● **EXERCISE DESCRIPTION**
Within the data below, copy each line where the string "arrow" is found.

● **EXTRACTED INFORMATION**
++++++

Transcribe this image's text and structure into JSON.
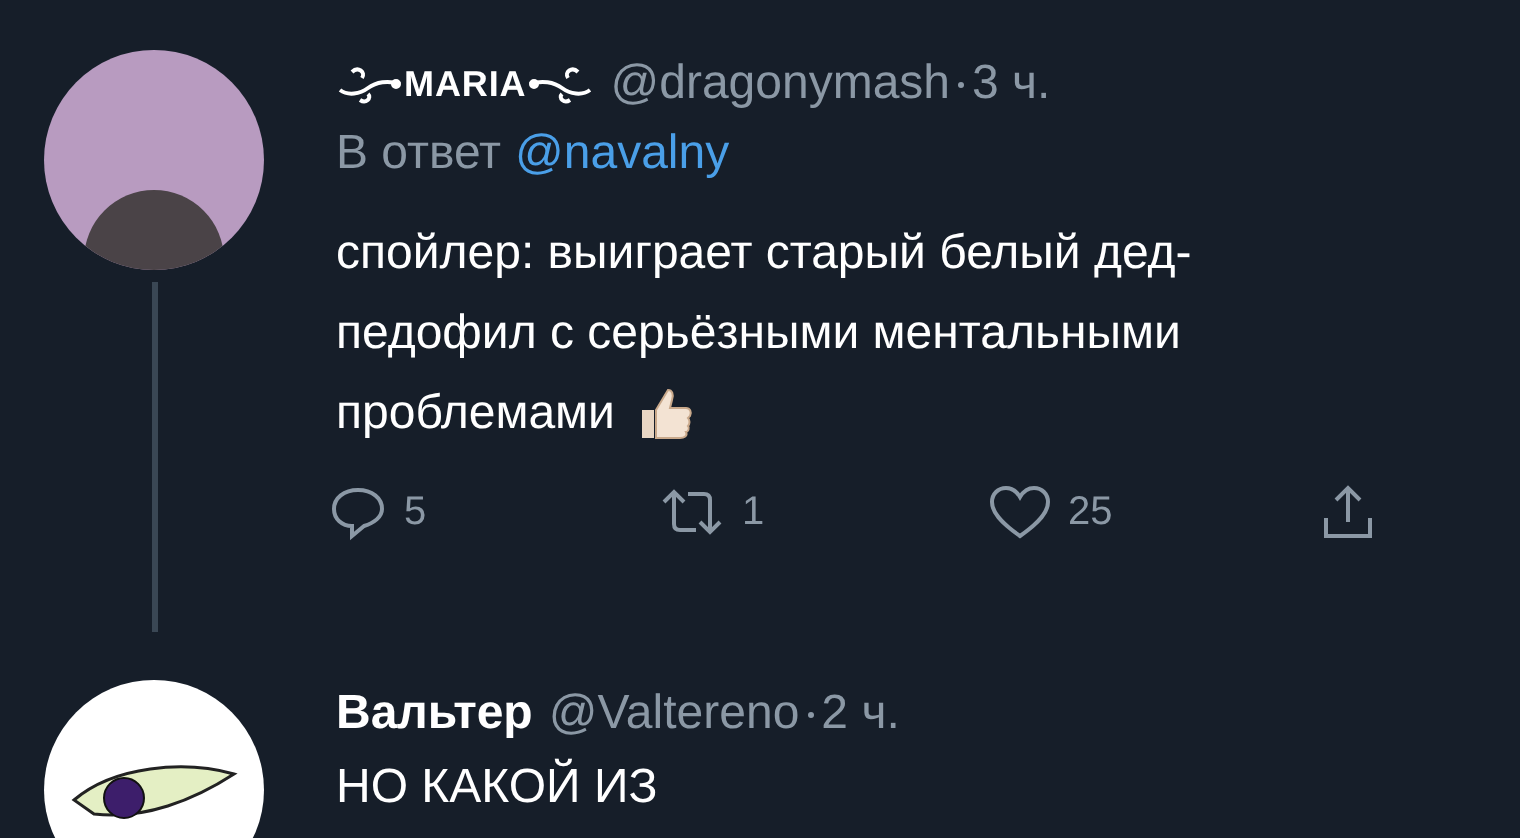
{
  "tweets": [
    {
      "kind": "reply_to",
      "display_name": "MARIA",
      "decorated": true,
      "handle": "@dragonymash",
      "time": "3 ч.",
      "reply_prefix": "В ответ",
      "reply_handle": "@navalny",
      "text": [
        "спойлер: выиграет старый белый дед-",
        "педофил с серьёзными ментальными",
        "проблемами"
      ],
      "thumbs_up": true,
      "thread_line": true,
      "actions": [
        {
          "kind": "reply",
          "count": "5"
        },
        {
          "kind": "retweet",
          "count": "1"
        },
        {
          "kind": "like",
          "count": "25"
        },
        {
          "kind": "share"
        }
      ]
    },
    {
      "kind": "plain",
      "display_name": "Вальтер",
      "decorated": false,
      "handle": "@Valtereno",
      "time": "2 ч.",
      "text": [
        "НО КАКОЙ ИЗ"
      ],
      "thumbs_up": false,
      "thread_line": false
    }
  ]
}
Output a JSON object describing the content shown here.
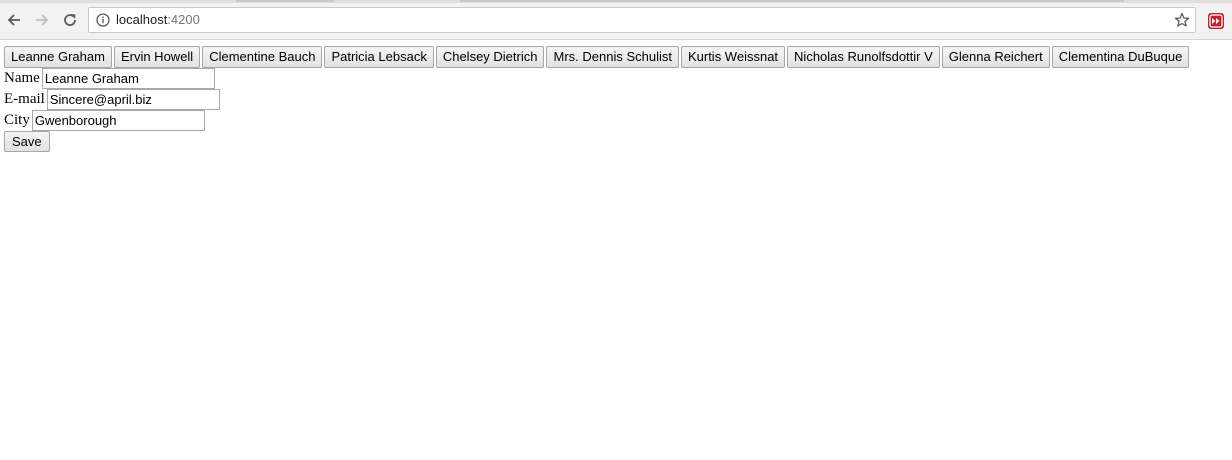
{
  "browser": {
    "url_host": "localhost",
    "url_port": ":4200",
    "icons": {
      "back": "back-arrow-icon",
      "forward": "forward-arrow-icon",
      "reload": "reload-icon",
      "info": "info-icon",
      "bookmark": "star-icon",
      "extension": "extension-icon"
    },
    "extension_color": "#c8202a"
  },
  "users": [
    {
      "label": "Leanne Graham"
    },
    {
      "label": "Ervin Howell"
    },
    {
      "label": "Clementine Bauch"
    },
    {
      "label": "Patricia Lebsack"
    },
    {
      "label": "Chelsey Dietrich"
    },
    {
      "label": "Mrs. Dennis Schulist"
    },
    {
      "label": "Kurtis Weissnat"
    },
    {
      "label": "Nicholas Runolfsdottir V"
    },
    {
      "label": "Glenna Reichert"
    },
    {
      "label": "Clementina DuBuque"
    }
  ],
  "form": {
    "name_label": "Name",
    "name_value": "Leanne Graham",
    "email_label": "E-mail",
    "email_value": "Sincere@april.biz",
    "city_label": "City",
    "city_value": "Gwenborough",
    "save_label": "Save"
  }
}
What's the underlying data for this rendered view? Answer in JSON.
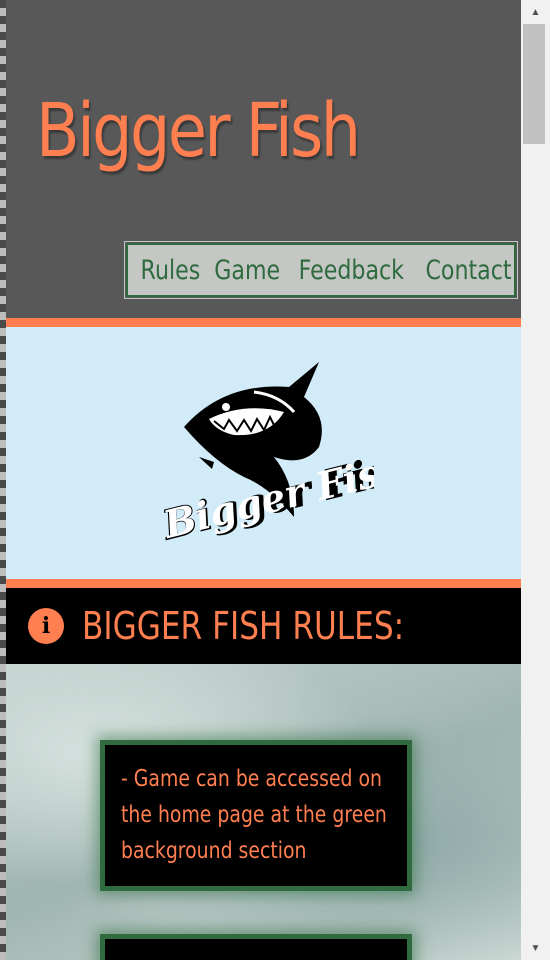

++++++

● **RESPONSE BOX**
      "back": "back-arrow-icon",
      "forward": "forward-arrow-icon",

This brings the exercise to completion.